More recent additions typically find their way into the lab after an unfortunate encounter with a window or a car or a predator. Such animals may be prepared for keeping by lab manager Heather Pearl, who uses a colony of dermestid beetles to clean the bones. Others may be prepared by a student who is interested in learning the skills of taxidermy to preserve a more complete animal. Lauren Kong ’13, now a graduate student studying crayfish at Nicholls State University in Louisiana, recalls finding a dead dove while she was a student. “My lab partner and I thought it’d be cool if we could add to the collection ourselves,” she says. “Professor Harris helped us identify the bird, and gave us tips for taxidermy and how to preserve it. It was a really unique experience.”

“We are always updating the collection,” says Smith. More unusual species or those not found locally arrive as “bone clones”—cast resin replicas that painstakingly reproduce an animal’s original structural details, texture, and color. To provide a diversity of different shapes, and to reflect her own interests, Smith has added manufactured examples of koala, hyena, and lion, among others. She enthusiastically points out an African elephant tooth, explaining its similarity to the teeth of other hoofed herbivores, then picks up the skull of a rock hyrax, a small rodent-like mammal. “This is actually very closely related to elephants,” she says. “You wouldn’t imagine that!”

As with any extensive library, the items in this collection require special care to ensure that they remain in good condition. Sunlight can cause serious bleaching and degradation of feathers and skin, humidity can lead to bacterial growth, and insect infestations can reduce a specimen to powder. Many items are quite old and fragile, and must be handled with care. Recent improvements to storage and preservation, made possible by a generous grant from the Joseph and Vera Long Foundation, include moving the specimens into more airtight cabinets and coating the lab windows with a film that blocks damaging ultraviolet rays.

Even keeping such a working collection organized presents a challenge. Over the past years, several students have been involved in the task of documenting and cataloging every specimen, a necessary project after a series of lab renovations and the construction of the Moore Natural Sciences Building in 2007, during which time the collection was moved several times.

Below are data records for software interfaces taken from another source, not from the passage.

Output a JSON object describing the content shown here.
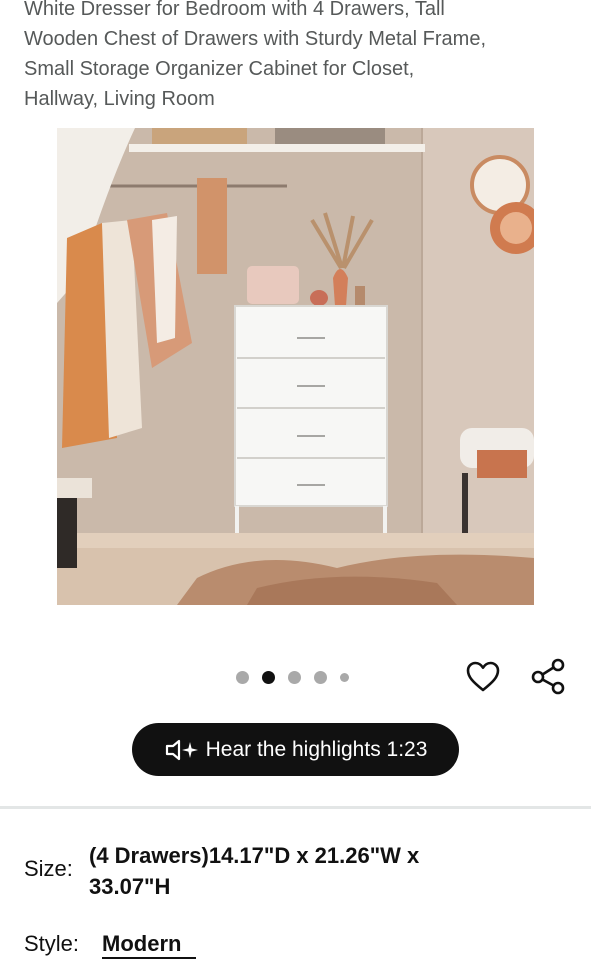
{
  "product": {
    "title_lines": [
      "White Dresser for Bedroom with 4 Drawers, Tall",
      "Wooden Chest of Drawers with Sturdy Metal Frame,",
      "Small Storage Organizer Cabinet for Closet,",
      "Hallway, Living Room"
    ]
  },
  "gallery": {
    "image_alt": "White 4-drawer dresser in a closet",
    "dot_count": 5,
    "active_index": 1
  },
  "actions": {
    "favorite_icon": "heart-icon",
    "share_icon": "share-icon"
  },
  "audio": {
    "label": "Hear the highlights 1:23",
    "icon": "speaker-sparkle-icon"
  },
  "variations": {
    "size_label": "Size:",
    "size_value_lines": [
      "(4 Drawers)14.17\"D x 21.26\"W x",
      "33.07\"H"
    ],
    "style_label": "Style:",
    "style_value": "Modern"
  }
}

Kong, Susan Anthony ’13, and Chelsea Satterwhite ’13 worked together on many of the specimens. They consulted with the Museum of Vertebrate Zoology at UC Berkeley to learn how to retain color in bottled specimens and how to clean delicate anatomies, using small brushes to carefully remove dust. They also rewrote all of the bird labels—many of which were missing, broken, or illegible— including details of the species, date and place of collection, and the history of the specimen over time, and entered all the specimens into a master list.

“All of us had different knowledge of different taxa, so we collaborated to get the job done,” says Kong. “I’m more knowledgeable in dealing with reptiles and amphibians, for example, while Susan is more familiar with birds. At the end of the day, I learned a lot.”

Lauren Burke continued their work, painstakingly photographing each bird over the course of 18 months, correlating its tag number with a drawer location, and entering all the information into a database. “Everything now has a place, and everything is in its place,” she says. Smith is well on the way towards her goal of completing an electronic database of the entire vertebrate collection as well as a digital image library of all the specimens, so that students can study and refer to pieces in the collection outside of the classroom as well.

“Studying and working with the specimen collection gave me an even greater appreciation for biodiversity,” says Kong. “It’s all really cool stuff. There is something for everyone there.” ◆